→ **About this task**:
Using the listing below, please gather every line containing the word "data".

→ **Records shown**:

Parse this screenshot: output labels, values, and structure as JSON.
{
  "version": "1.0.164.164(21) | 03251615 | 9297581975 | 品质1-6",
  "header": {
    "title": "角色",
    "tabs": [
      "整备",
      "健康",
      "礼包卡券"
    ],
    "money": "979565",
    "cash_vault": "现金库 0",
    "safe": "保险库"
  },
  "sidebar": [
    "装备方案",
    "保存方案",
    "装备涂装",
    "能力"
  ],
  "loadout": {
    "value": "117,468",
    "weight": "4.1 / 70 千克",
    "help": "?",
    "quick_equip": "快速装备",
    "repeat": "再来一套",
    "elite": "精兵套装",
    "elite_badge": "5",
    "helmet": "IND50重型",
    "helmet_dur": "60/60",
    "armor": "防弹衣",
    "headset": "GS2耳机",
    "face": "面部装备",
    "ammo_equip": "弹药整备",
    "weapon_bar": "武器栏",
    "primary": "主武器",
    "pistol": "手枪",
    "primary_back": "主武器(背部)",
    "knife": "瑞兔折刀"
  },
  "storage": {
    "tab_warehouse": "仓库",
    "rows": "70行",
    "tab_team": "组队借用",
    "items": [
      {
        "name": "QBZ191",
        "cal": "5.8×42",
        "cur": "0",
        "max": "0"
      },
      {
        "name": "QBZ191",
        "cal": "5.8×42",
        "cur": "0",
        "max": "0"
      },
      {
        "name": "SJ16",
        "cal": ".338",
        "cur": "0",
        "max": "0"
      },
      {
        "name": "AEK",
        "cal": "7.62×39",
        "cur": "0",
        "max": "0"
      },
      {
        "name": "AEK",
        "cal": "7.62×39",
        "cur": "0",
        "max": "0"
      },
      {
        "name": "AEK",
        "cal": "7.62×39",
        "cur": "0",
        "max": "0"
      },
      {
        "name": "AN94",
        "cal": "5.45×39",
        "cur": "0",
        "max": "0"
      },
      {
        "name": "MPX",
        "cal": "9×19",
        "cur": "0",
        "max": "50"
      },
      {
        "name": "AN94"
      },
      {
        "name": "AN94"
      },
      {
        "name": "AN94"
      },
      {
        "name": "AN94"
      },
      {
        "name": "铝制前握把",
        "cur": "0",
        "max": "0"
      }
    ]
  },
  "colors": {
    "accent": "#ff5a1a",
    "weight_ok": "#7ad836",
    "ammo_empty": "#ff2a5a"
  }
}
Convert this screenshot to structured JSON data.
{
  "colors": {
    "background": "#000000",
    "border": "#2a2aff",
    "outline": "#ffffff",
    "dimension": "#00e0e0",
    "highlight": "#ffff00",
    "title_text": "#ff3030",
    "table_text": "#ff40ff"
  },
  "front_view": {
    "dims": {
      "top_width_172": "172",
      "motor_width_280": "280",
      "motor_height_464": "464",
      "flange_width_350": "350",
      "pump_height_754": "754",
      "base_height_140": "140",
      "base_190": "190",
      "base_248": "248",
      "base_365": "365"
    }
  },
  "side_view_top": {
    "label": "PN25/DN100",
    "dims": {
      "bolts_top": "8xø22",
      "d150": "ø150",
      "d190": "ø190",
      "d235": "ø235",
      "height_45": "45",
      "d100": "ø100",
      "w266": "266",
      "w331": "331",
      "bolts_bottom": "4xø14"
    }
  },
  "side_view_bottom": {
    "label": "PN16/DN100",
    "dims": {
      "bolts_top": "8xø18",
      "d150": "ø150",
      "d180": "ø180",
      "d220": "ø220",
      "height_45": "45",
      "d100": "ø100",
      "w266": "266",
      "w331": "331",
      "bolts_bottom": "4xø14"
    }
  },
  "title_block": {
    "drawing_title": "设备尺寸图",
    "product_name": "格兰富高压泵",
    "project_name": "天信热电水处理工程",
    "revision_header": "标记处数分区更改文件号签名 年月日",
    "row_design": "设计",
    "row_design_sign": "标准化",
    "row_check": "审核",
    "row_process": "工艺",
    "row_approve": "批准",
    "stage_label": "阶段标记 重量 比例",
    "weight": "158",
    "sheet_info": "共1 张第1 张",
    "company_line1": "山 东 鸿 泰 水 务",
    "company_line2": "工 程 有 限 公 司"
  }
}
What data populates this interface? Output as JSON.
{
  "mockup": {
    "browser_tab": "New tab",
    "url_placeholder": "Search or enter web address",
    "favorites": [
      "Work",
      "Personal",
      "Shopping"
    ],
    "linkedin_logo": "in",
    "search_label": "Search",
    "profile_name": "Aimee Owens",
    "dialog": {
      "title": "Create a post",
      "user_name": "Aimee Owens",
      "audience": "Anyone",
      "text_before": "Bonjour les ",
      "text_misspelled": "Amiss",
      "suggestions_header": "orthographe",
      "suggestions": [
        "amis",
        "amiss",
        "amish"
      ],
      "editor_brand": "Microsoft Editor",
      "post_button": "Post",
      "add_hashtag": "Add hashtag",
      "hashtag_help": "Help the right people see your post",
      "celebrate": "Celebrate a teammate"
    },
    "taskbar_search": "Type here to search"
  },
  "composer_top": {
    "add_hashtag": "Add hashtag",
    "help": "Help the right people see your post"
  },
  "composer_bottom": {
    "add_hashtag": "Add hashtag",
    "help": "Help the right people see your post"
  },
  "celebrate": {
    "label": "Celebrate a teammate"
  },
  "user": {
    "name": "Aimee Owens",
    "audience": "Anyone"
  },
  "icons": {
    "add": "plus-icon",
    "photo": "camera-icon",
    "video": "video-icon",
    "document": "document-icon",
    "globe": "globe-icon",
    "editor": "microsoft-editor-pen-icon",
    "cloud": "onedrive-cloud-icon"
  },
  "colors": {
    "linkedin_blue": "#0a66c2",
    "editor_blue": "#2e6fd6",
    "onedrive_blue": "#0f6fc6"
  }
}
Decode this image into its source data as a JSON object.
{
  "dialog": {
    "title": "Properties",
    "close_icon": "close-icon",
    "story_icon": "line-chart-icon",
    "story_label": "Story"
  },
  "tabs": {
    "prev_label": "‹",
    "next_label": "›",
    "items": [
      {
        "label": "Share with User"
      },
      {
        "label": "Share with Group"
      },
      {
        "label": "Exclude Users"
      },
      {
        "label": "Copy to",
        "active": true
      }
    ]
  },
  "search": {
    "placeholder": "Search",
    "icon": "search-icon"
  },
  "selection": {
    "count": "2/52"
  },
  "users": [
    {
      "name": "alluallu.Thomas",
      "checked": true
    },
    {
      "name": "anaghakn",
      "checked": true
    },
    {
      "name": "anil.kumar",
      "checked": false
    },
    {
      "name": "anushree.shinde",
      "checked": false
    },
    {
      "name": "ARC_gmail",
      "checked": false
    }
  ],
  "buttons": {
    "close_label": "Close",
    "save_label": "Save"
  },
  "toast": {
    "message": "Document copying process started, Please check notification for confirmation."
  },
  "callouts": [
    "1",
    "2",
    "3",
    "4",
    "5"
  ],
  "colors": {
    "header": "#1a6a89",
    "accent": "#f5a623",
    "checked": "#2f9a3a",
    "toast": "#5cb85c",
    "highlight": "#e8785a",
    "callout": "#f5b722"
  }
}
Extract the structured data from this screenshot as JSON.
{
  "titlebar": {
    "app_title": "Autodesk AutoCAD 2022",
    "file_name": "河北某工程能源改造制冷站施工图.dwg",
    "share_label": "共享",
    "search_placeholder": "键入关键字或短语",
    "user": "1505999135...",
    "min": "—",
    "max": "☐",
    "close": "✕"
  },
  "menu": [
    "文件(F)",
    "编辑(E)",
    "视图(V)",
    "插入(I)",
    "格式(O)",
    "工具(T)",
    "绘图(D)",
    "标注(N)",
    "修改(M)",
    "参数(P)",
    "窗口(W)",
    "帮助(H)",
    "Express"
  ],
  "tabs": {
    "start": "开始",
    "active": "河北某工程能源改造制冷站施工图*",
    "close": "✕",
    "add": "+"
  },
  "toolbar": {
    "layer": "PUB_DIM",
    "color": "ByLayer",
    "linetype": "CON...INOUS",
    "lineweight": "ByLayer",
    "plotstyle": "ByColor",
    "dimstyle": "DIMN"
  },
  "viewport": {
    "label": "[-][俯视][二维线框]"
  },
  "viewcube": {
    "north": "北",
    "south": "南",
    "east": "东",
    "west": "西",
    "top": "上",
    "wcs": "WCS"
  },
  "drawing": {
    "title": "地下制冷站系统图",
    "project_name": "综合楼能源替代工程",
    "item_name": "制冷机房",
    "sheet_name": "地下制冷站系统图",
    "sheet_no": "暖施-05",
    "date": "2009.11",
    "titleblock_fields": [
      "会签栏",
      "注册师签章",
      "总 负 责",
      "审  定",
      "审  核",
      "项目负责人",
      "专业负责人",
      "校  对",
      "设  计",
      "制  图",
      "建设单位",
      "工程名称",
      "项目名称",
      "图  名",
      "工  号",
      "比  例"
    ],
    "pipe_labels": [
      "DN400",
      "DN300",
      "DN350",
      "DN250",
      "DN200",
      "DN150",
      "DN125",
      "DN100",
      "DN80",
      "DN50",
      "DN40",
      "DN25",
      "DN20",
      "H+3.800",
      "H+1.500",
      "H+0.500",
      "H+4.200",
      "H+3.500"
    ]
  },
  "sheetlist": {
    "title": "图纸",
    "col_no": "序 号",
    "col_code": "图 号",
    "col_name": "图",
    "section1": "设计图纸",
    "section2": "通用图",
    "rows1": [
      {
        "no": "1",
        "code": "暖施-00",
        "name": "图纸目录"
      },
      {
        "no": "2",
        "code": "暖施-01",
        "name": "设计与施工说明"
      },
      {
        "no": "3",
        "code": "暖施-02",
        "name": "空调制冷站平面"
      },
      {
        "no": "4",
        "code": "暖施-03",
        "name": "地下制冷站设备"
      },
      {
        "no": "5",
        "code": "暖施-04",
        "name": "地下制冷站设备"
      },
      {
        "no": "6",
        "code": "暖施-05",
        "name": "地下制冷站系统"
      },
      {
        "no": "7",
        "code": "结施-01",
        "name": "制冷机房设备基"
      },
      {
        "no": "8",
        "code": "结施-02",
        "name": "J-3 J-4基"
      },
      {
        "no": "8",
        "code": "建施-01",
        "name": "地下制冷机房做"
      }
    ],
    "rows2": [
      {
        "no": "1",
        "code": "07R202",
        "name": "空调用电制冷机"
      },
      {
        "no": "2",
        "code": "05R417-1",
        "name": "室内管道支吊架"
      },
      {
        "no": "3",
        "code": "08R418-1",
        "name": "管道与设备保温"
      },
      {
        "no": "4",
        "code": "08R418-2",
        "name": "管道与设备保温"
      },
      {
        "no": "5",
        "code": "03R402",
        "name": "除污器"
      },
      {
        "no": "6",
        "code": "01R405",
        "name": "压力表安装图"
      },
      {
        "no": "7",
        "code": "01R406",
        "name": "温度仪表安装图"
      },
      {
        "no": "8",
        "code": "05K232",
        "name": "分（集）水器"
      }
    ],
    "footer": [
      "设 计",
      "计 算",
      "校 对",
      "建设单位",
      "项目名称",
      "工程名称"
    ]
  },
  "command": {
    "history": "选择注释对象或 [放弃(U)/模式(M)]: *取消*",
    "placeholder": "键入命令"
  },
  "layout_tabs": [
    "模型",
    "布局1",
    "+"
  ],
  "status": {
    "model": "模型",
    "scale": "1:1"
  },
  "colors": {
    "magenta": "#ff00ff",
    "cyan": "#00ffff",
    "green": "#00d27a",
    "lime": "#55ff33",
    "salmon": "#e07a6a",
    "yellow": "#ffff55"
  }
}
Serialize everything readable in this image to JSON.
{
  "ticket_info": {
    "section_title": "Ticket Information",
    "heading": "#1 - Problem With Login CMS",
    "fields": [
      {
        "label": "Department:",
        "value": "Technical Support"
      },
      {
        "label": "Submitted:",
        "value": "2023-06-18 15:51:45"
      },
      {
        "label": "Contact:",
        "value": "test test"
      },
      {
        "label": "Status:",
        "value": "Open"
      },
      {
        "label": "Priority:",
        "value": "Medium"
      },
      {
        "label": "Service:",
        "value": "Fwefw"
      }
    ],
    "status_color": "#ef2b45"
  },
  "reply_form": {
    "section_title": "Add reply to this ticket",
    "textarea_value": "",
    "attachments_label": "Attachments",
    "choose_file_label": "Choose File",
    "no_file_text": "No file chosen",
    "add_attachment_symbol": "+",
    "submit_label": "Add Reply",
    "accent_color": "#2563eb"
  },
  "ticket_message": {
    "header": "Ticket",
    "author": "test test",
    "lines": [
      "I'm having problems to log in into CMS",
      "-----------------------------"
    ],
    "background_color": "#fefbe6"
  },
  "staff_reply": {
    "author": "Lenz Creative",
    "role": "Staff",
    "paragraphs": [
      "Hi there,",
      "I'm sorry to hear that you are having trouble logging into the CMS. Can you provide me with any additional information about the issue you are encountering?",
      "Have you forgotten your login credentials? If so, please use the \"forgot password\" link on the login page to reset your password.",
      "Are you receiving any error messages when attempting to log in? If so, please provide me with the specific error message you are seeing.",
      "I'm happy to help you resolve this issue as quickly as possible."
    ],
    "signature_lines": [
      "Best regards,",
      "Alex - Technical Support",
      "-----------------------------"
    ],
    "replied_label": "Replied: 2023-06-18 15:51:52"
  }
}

→ **Solution to this task**:
Convert this screenshot to structured JSON data.
What data populates this interface? Output as JSON.
Decode this image into its source data as a JSON object.
Extract the structured data from this screenshot as JSON.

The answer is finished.